“I’ve been working and trying to get back on track, and today I felt like I had my best, like the old Julio Teheran we’re used to seeing.”

Rockies pitcher Chad Bettis turned in an inspiring performance in his first major league start since having testicular cancer surgery last fall and undergoing radiation treatments until mid-May. He pitched seven scoreless innings, worked out of serious jams in three of them, and gave up six hits and no walks with two strikeouts.

The game was only moments old when the Braves had their first scoring opportunity as Ender Inciarte led off with a hit to left field that got past Gerardo Parra and rolled to the warning track. Inciarte never slowed as he rounded third, getting the go sign from third-base coach Washington, and was thrown out on the relay from shortstop Trevor Story.

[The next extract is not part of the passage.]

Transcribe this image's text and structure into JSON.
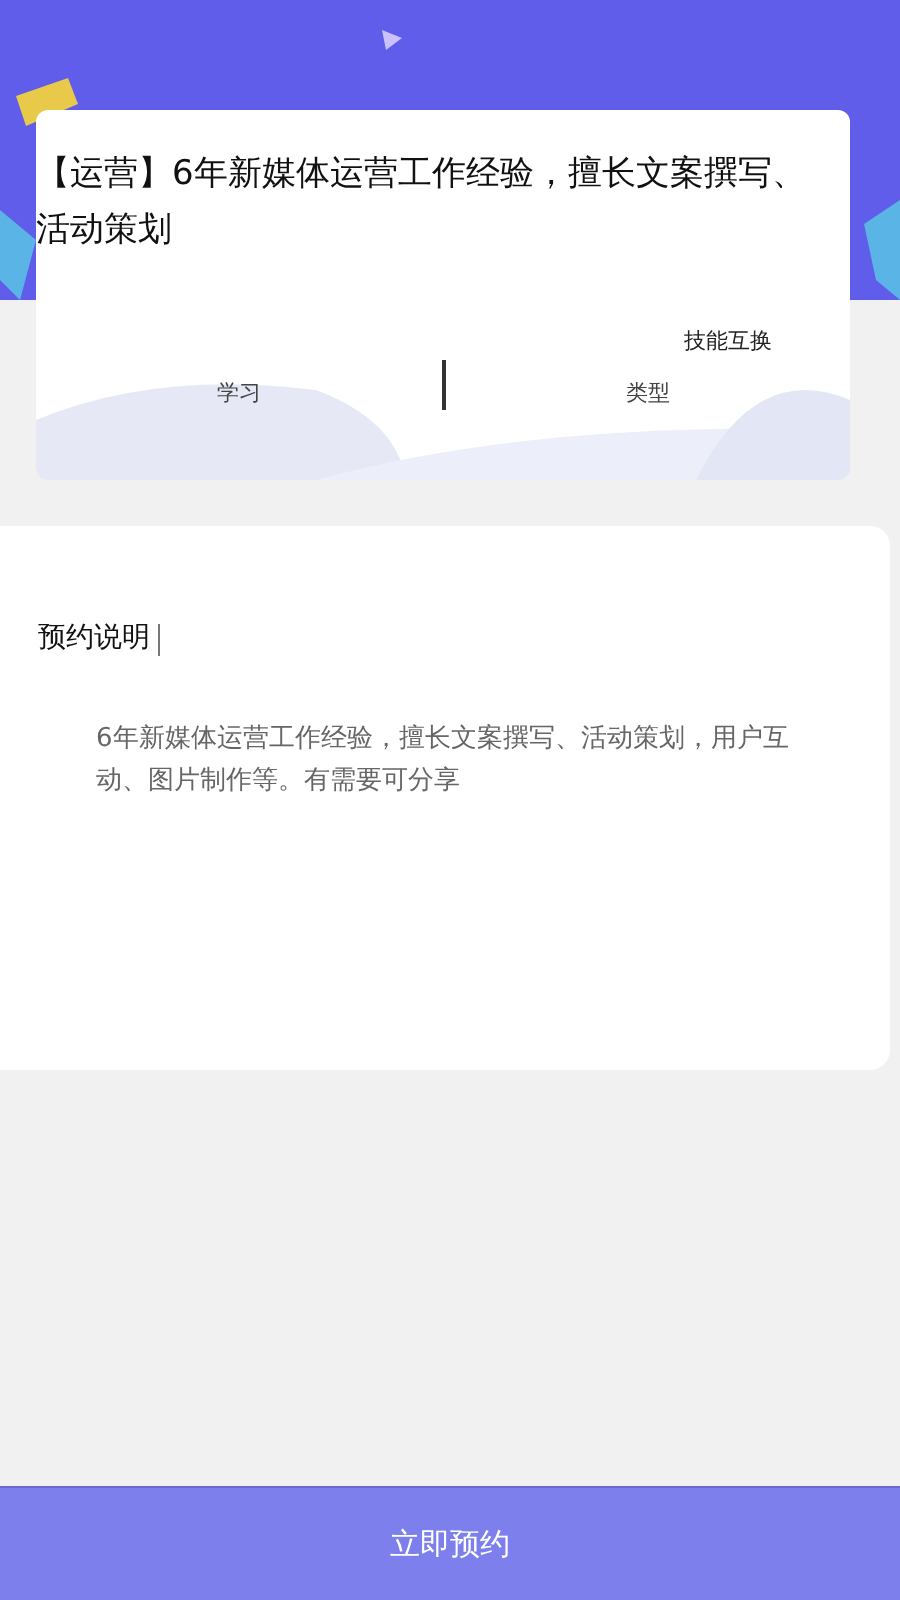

“I went as hard as I could. It took two perfect throws to get me out,” Inciarte said. “There’s nothing else I could have done differently, and I think if that play happens again he’s probably going to send me again and I probably want to go home again.”

They had prime opportunities to score in the fourth, fifth and seventh innings, but the Braves couldn’t get a run across in any of those innings after getting one-out doubles from Nick Markakis in the fourth inning and Swanson in the fifth, then a leadoff double from Kurt Suzuki in the seventh.

Suzuki advanced to third on a Danny Santana sacrifice bunt before rookies Ozzie Albies and Swanson each flied out to center field, with Albies’ high-fly not deep enough for Suzuki to attempt to score.

Teheran was 1-6 in his past nine starts and 0-4 with a 7.00 ERA in his last five before Monday, when he got no decision. He had allowed eight homers in his past four starts – giving him a career-high 28 allowed — including six homers in 11 innings in his past two road starts at Philadelphia and Dodger Stadium.

But at the place most pitchers loathe, he turned in a stellar performance and has only one bad outing in four career starts.

Bettis received a big ovation from the Coors Field crowd when he walked to the mound to start the game. Snitker said earlier in the day that Bettis’ recovery from cancer should make folks appreciate what’s important.

“How fragile life is,” Snitker said. “You’re never guaranteed tomorrow. I’ve been through some of those situations, not personally but have had family members go through things like that. So in the big scheme of things this (baseball) is just a small part of it. But it’s great, it’s cool to see a guy who’s been through everything he has get back out there.”

More from AJC